What is needed :: Keep the images out and copy every entry below exactly.

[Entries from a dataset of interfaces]
◇ ◇ ◇ ◇

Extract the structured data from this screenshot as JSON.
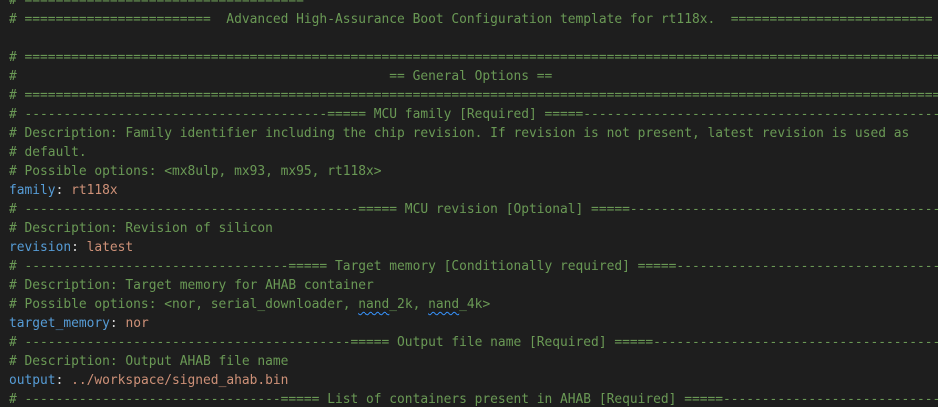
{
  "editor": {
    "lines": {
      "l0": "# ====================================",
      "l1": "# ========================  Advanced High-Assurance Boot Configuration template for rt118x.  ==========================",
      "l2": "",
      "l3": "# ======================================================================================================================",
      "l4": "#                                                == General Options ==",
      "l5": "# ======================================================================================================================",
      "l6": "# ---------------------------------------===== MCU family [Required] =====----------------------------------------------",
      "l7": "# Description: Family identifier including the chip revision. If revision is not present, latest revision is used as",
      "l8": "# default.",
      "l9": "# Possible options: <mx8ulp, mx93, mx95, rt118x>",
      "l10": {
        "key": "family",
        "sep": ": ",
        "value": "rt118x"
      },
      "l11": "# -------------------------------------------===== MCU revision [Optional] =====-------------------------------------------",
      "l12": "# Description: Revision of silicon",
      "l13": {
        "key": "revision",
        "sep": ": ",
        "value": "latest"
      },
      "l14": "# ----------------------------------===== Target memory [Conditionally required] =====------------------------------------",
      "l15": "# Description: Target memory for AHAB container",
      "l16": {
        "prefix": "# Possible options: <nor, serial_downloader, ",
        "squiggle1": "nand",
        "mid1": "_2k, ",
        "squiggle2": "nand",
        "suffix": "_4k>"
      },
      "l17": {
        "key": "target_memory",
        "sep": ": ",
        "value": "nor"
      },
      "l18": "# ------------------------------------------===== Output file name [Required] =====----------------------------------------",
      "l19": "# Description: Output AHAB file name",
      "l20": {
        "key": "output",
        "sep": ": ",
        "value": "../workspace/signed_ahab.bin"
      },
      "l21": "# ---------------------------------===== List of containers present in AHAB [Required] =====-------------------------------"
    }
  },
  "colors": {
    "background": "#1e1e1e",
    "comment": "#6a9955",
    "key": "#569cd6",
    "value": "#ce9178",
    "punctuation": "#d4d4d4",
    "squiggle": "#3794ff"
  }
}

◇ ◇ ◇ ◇

Written reply ::
Extract the structured data from this screenshot as JSON.
{
  "editor": {
    "lines": {
      "l0": "# ====================================",
      "l1": "# ========================  Advanced High-Assurance Boot Configuration template for rt118x.  ==========================",
      "l2": "",
      "l3": "# ======================================================================================================================",
      "l4": "#                                                == General Options ==",
      "l5": "# ======================================================================================================================",
      "l6": "# ---------------------------------------===== MCU family [Required] =====----------------------------------------------",
      "l7": "# Description: Family identifier including the chip revision. If revision is not present, latest revision is used as",
      "l8": "# default.",
      "l9": "# Possible options: <mx8ulp, mx93, mx95, rt118x>",
      "l10": {
        "key": "family",
        "sep": ": ",
        "value": "rt118x"
      },
      "l11": "# -------------------------------------------===== MCU revision [Optional] =====-------------------------------------------",
      "l12": "# Description: Revision of silicon",
      "l13": {
        "key": "revision",
        "sep": ": ",
        "value": "latest"
      },
      "l14": "# ----------------------------------===== Target memory [Conditionally required] =====------------------------------------",
      "l15": "# Description: Target memory for AHAB container",
      "l16": {
        "prefix": "# Possible options: <nor, serial_downloader, ",
        "squiggle1": "nand",
        "mid1": "_2k, ",
        "squiggle2": "nand",
        "suffix": "_4k>"
      },
      "l17": {
        "key": "target_memory",
        "sep": ": ",
        "value": "nor"
      },
      "l18": "# ------------------------------------------===== Output file name [Required] =====----------------------------------------",
      "l19": "# Description: Output AHAB file name",
      "l20": {
        "key": "output",
        "sep": ": ",
        "value": "../workspace/signed_ahab.bin"
      },
      "l21": "# ---------------------------------===== List of containers present in AHAB [Required] =====-------------------------------"
    }
  },
  "colors": {
    "background": "#1e1e1e",
    "comment": "#6a9955",
    "key": "#569cd6",
    "value": "#ce9178",
    "punctuation": "#d4d4d4",
    "squiggle": "#3794ff"
  }
}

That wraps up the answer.